It's always sort of fascinating to me when researchers travel somewhere and "discover" hundreds of new plants and fish--haven't people in those areas always known about them? I don't think it counts as discovery so much as an awareness on the part of documented science, but I guess there's not much distinction between the two on paper. That electric-blue damselfish up there is just one of the hundreds of new fish discovered in the last decade or so. And so pretty!
A new type of tree kangaroo, a 2.5-metre-long river shark, a frog with vampire-like fangs and a turquoise lizard are among hundreds of new creatures found and being documented in a report by conservationists working in the Pacific island of New Guinea.
Some 1,060 previously unknown species of mammals, fish and birds have been spotted in the volcanic island over a 10-year period.
The Final Frontier report, which was put together by WWF as part of its 50th anniversary celebrations, marks a brief respite from the escalating rate of animal and plant extinctions which is taking its toll across the planet and has left a quarter of all known mammals on the endangered list.
The species have all been discovered, at a rate of two each week, in the period from 1998 to 2008 by the various teams and researchers who have visited the region and its extensive forests, waters and wetlands.
One team discovered a new bird, the wattled smoky honeyeater, within seconds of leaving their expedition helicopter.
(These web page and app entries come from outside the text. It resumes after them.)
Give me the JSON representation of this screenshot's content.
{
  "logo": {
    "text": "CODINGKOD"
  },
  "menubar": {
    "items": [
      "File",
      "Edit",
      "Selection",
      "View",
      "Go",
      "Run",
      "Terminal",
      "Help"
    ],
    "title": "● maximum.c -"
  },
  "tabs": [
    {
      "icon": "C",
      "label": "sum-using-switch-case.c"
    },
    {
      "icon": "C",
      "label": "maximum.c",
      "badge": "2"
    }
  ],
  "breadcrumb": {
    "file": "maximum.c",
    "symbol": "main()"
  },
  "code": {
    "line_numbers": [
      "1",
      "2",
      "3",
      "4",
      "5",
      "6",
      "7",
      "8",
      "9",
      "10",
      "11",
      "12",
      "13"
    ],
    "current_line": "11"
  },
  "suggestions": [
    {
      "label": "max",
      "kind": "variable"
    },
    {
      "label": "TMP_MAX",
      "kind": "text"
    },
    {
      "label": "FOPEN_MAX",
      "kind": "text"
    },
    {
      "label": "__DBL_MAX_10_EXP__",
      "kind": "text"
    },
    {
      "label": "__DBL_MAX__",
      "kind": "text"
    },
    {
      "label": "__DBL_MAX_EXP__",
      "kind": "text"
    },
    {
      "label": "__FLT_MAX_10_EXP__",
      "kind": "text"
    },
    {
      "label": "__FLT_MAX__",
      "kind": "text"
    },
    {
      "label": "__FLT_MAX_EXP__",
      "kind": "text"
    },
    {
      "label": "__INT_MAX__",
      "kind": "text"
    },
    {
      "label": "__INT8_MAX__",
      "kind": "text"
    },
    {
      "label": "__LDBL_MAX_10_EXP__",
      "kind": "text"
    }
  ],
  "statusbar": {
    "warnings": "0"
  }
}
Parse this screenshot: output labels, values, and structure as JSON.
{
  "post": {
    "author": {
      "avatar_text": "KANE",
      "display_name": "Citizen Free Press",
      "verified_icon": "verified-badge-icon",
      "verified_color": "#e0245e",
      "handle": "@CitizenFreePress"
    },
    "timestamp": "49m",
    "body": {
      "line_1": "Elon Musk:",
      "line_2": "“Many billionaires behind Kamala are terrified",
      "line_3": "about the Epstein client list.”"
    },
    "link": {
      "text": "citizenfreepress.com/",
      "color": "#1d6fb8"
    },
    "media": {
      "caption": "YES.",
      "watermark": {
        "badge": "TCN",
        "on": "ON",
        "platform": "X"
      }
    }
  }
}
Check out the pics and some stories about the more interesting finds on the Guardian. Link | Slideshow